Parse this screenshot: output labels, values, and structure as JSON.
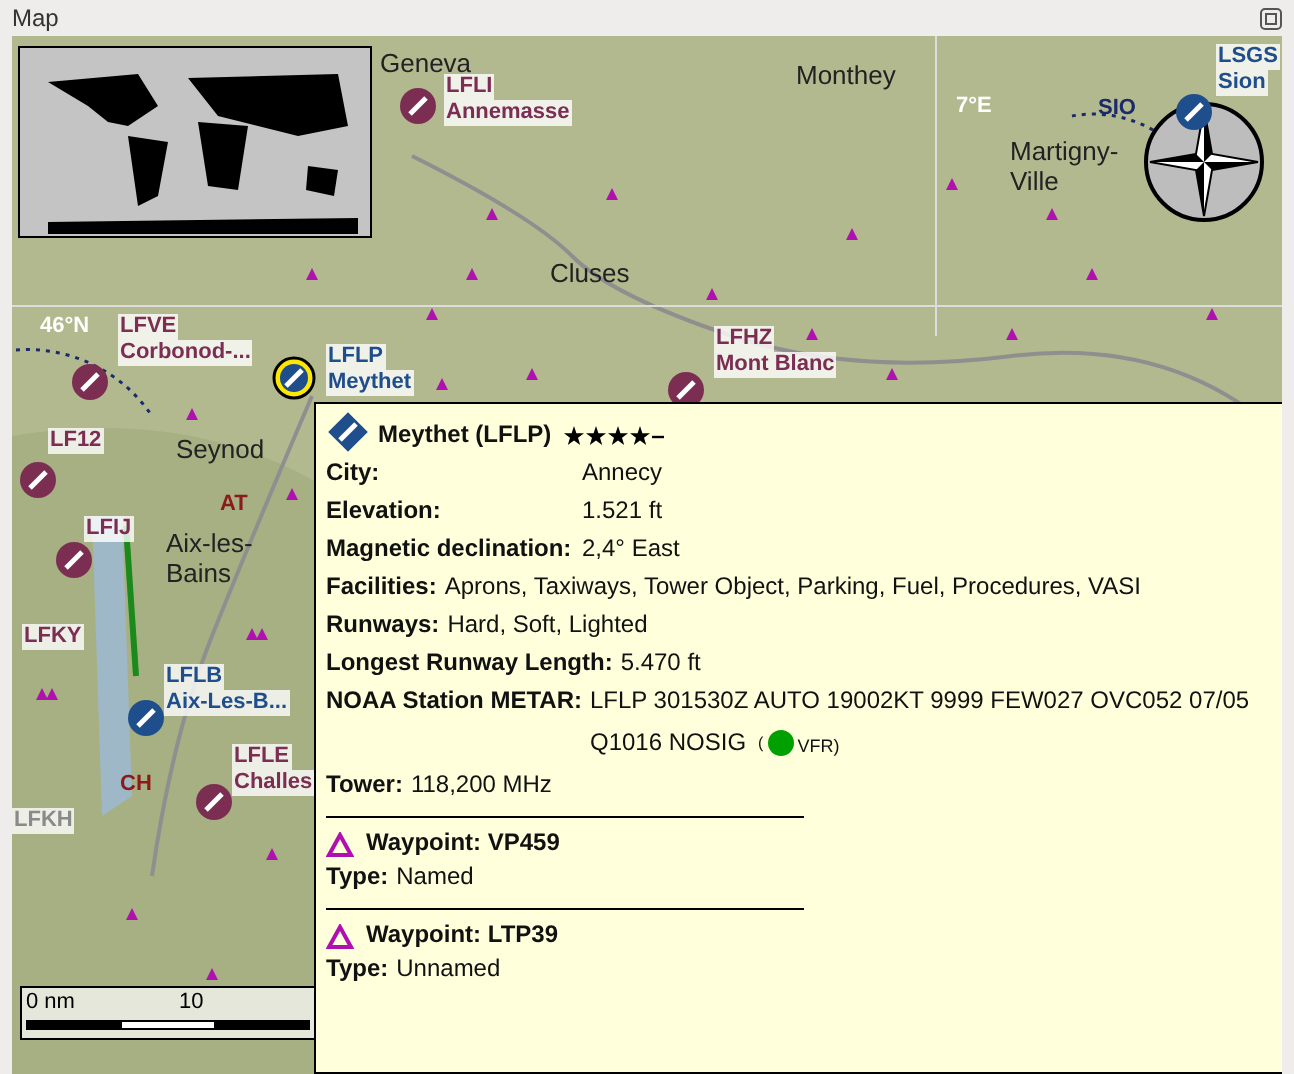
{
  "window": {
    "title": "Map"
  },
  "map": {
    "grid_labels": [
      {
        "text": "46°N"
      },
      {
        "text": "7°E"
      }
    ],
    "towns": [
      {
        "name": "Geneva"
      },
      {
        "name": "Monthey"
      },
      {
        "name": "Cluses"
      },
      {
        "name": "Martigny-Ville"
      },
      {
        "name": "Seynod"
      },
      {
        "name": "Aix-les-Bains"
      }
    ],
    "airports": [
      {
        "code": "LFLI",
        "name": "Annemasse",
        "color": "#7b2d52",
        "selected": false
      },
      {
        "code": "LFVE",
        "name": "Corbonod-...",
        "color": "#7b2d52",
        "selected": false
      },
      {
        "code": "LFLP",
        "name": "Meythet",
        "color": "#1f4e8c",
        "selected": true
      },
      {
        "code": "LFHZ",
        "name": "Mont Blanc",
        "color": "#7b2d52",
        "selected": false
      },
      {
        "code": "LSGS",
        "name": "Sion",
        "color": "#1f4e8c",
        "selected": false
      },
      {
        "code": "LF12",
        "color": "#7b2d52",
        "selected": false
      },
      {
        "code": "LFIJ",
        "color": "#7b2d52",
        "selected": false
      },
      {
        "code": "LFKY",
        "color": "#7b2d52",
        "selected": false
      },
      {
        "code": "LFLB",
        "name": "Aix-Les-B...",
        "color": "#1f4e8c",
        "selected": false
      },
      {
        "code": "LFLE",
        "name": "Challes",
        "color": "#7b2d52",
        "selected": false
      },
      {
        "code": "LFKH",
        "color": "#8a8a8a",
        "selected": false
      }
    ],
    "airspaces": [
      {
        "code": "AT",
        "color": "#8b1a1a"
      },
      {
        "code": "CH",
        "color": "#8b1a1a"
      },
      {
        "code": "SIO",
        "color": "#1a2a6b"
      }
    ],
    "scale": {
      "start": "0 nm",
      "mark": "10"
    }
  },
  "tooltip": {
    "title": "Meythet (LFLP)",
    "stars": 4,
    "rows": [
      {
        "kind": "column",
        "label": "City:",
        "value": "Annecy"
      },
      {
        "kind": "column",
        "label": "Elevation:",
        "value": "1.521 ft"
      },
      {
        "kind": "column",
        "label": "Magnetic declination:",
        "value": "2,4° East"
      },
      {
        "kind": "inline",
        "label": "Facilities:",
        "value": "Aprons, Taxiways, Tower Object, Parking, Fuel, Procedures, VASI"
      },
      {
        "kind": "inline",
        "label": "Runways:",
        "value": "Hard, Soft, Lighted"
      },
      {
        "kind": "inline",
        "label": "Longest Runway Length:",
        "value": "5.470 ft"
      }
    ],
    "metar": {
      "label": "NOAA Station METAR:",
      "lines": [
        "LFLP 301530Z AUTO 19002KT 9999 FEW027 OVC052 07/05",
        "Q1016 NOSIG"
      ],
      "open": "(",
      "category": "VFR)",
      "color": "#00a000"
    },
    "tower": {
      "label": "Tower:",
      "value": "118,200 MHz"
    },
    "waypoints": [
      {
        "title": "Waypoint: VP459",
        "type_label": "Type:",
        "type": "Named"
      },
      {
        "title": "Waypoint: LTP39",
        "type_label": "Type:",
        "type": "Unnamed"
      }
    ]
  }
}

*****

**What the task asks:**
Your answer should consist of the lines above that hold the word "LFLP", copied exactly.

**Written response:**
        "code": "LFLP",
    "title": "Meythet (LFLP)",
        "LFLP 301530Z AUTO 19002KT 9999 FEW027 OVC052 07/05",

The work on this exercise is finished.